In the past week rumors started surfacing about a company called 'Planetary Resources', shrouded in mystery and backed by a rather impressive list of investors and advisors, the only known information was that this company would be planning to go to space and mine astroids for their valuable resources.
Well isn't that just awesome?When I first heard about this plan my thoughts were: "This is awesome! Why weren't these guys around YEARS ago!". But then I started thinking. In recent years we space enthusiasts have been presented with many cunning and daring plans for space exploration and exploitation, in those same years we have seen so many startup's that were soon never to be heard from again, why would this one be any different?
The main thought that crept up on me was "Well this is certainly very cool, but I bet that for the first 5-10 years we are not going to see any real action anyway, if at all!". So with that in mind I started seeking out some more information.
'Prospecting' for information.So, soon I stumbled upon an article on Space.com, the article is a short introduction to the initiative and a brief interview with one of the company's founding members. A few lines in the following quote's came.
Followed by:Of the roughly 8,900 known near-Earth asteroids, perhaps 100 or 150 are water-rich and easier to reach than the surface of the moon, Anderson said. Planetary Resources wants to identify and characterize these top targets before it does anything else.
And there it was, my first concern was already confirmed and they had not even had their big launch event yet. So right now we are looking at an initiative which _hopes_ to be able to start prospecting and scanning astroids with their 'LEO Space Telescope', probably no earlier then summer 2014. But then again, it is not an unrealistic thought that this will be severely delayed in one way or another. And even if it is not and when they do have their satellite in orbit and when they do start prospecting, we are still looking at years and years of number crunching and planning before we can expect to see any robotic mining installations traveling to the asteroids.To that end, it has designed a high-performance, low-cost space telescope that Anderson said should launch to low-Earth orbit within the next 18 to 24 months.
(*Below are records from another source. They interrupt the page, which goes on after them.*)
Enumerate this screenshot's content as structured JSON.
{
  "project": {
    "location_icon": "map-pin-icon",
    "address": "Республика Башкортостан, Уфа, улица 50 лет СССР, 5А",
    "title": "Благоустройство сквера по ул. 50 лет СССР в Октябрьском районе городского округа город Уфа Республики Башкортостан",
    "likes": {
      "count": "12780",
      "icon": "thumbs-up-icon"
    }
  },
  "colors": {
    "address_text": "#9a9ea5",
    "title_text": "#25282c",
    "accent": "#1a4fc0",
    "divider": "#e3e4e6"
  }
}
This telescope will make observations of its own but also serve as a model for future instruments that will journey near promising asteroids and peer at them in great detail.
The prospecting phase should take a couple of years or so, Anderson added.
So what about the plan itself?Despite all the concerns surrounding these initiatives I still would like to keep a positive mind on them. After all, as a big space enthusiast I tend to drool at almost anything blasted off into space anyway!
The plans this company have are simply amazing, to go out there and mine astroids for their valuables. How cool is that! The plan for the harvested resources is to either bring them back to Earth (rare minerals) or to store them in outer space for later use (fuels, water, etc). Especially the latter part is _very_ interesting to say the least.
As we all know I literally costs thousands of Dollars/Euro's to even lift-off a single kilogram of material into orbit. And if it concerns humans going into space it costs even more, because of the supplies of oxygen and water required to keep them alive. So what if you could just mine an ice astroid, purify the water and store it in a station orbiting the Earth? Or break down that same ice astroid and use electrolysis to split it into hydrogen and oxygen? The possibilities are endless; the water can be used to resuply spaceships and stations, the oxygen as well and the hydrogen can serve as fuel for either ships or satellites.
If this technology works there would no longer be a need to spend thousands and thousands on rocket fuel, just to bring a few liter's of water into space. No, you just dock with a refueling station, transfer the required water from it and pay your bill for it. And meanwhile, robotic probes keep resupplying the station with fresh supplies.
So I think... this is the future, or at least, it will be... if they ever get to launch their robot's anyway!
For more information:
- Planetary Resources (official website)